An Important Student Loan Management Tactic

Reduce Your Student Loan Debt

February 2012

It's hard to overstate the lifelong value of higher education, yet with today's high cost of college tuition, books, housing and more, many students and their families find themselves dealing with the challenge of student loan debt. What's more, when it's time to pay off student loans, recent college grads often face questions about other kinds of debt (auto, credit card, first mortgage, etc.). Whatever you're facing, however, there is one tactic you should consider as part of your overall strategy to reduce debt of every kind.

Start an Emergency Fund

It might seem a bit counter-intuitive. If your student loan debt is the proverbial "fire in the kitchen," shouldn't you "put out the fire" by immediately making the largest payments you can afford to make, as often as you can make them?

Before you do, consider this: Life is full of unexpected expenses.
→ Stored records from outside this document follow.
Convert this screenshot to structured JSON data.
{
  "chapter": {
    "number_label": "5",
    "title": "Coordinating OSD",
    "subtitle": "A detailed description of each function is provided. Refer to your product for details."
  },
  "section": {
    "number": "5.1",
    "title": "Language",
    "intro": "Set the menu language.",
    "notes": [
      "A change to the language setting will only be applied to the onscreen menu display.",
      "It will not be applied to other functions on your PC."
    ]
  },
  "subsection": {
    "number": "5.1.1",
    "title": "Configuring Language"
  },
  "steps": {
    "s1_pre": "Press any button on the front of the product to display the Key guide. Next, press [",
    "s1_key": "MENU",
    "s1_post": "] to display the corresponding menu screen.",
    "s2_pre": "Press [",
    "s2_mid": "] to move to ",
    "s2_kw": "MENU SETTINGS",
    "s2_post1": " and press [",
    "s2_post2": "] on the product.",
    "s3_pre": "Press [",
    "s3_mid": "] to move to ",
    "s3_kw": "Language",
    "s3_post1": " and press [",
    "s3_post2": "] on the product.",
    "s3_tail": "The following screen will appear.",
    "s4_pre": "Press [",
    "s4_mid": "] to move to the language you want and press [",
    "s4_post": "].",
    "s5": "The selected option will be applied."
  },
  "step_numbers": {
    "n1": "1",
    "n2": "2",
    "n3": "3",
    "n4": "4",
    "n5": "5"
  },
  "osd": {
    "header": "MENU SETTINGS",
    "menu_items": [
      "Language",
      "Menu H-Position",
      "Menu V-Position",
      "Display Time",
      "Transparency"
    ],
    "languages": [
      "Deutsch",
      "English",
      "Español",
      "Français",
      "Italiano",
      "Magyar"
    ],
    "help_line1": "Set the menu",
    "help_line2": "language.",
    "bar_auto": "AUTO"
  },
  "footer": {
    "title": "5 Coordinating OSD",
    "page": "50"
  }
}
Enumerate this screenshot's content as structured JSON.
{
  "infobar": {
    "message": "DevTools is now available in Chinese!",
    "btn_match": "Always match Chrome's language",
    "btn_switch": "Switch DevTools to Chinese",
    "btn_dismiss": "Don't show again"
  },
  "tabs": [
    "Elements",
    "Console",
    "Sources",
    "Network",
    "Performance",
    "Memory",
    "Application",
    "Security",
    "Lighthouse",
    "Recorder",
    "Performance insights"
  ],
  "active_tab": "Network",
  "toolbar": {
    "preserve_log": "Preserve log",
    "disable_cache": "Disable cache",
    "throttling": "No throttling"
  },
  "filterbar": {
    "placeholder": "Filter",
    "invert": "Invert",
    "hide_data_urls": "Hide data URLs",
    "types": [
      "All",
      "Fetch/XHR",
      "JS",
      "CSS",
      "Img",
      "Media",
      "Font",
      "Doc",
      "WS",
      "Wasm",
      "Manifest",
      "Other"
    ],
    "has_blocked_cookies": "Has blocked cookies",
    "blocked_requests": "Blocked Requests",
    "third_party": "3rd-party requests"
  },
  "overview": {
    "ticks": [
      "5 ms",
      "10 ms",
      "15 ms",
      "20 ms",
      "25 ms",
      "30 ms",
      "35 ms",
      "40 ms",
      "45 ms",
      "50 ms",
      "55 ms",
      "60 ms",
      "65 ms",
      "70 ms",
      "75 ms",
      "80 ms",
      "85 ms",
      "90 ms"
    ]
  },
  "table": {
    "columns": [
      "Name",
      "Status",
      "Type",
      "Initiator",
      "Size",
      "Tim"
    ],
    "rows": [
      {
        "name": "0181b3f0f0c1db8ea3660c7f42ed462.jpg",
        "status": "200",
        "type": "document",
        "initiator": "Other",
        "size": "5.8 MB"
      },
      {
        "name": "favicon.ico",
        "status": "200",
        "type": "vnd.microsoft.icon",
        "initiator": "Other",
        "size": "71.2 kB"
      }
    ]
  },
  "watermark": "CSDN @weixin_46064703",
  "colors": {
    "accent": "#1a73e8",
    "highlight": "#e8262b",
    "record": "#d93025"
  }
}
Auto repairs, doctor visit co-pays, vet bills, home repairs... The list can and does go on and on. If you don't have a plan for how to deal with these issues, it's simply too easy to use a credit card, which only becomes another burden to carry along with the student loan debt you're already trying to pay off.

Instead, consider making minimum payments toward your debt while you save up a modest amount of money (around $1,000 or so) in a safe place, away from your other funds — perhaps in an Ally Online Savings account or even in a No Penalty CD. That way, you can pay emergency expense out of your "rainy day" fund instead of using a credit card. More importantly, you can keep plugging away at your student loan debt reduction plans.

Maintaining your emergency fund balance at a level that makes sense for you is just part of building financial agility into your personal economy. There are other considerations that will help, too. And if you're not already using Mint.com, consider signing up. It's a free online service that helps you manage your finances, set goals and budgets and even find ways to keep more of your money.

When it comes to student loan debt, there are no shortcuts, but when you work toward building sound money management discipline for the long-term, you're more likely to succeed in less time. And with some of the most competitive interest rates and highly convenient banking products available, Ally helps your money work as hard as you do. Explore your options today.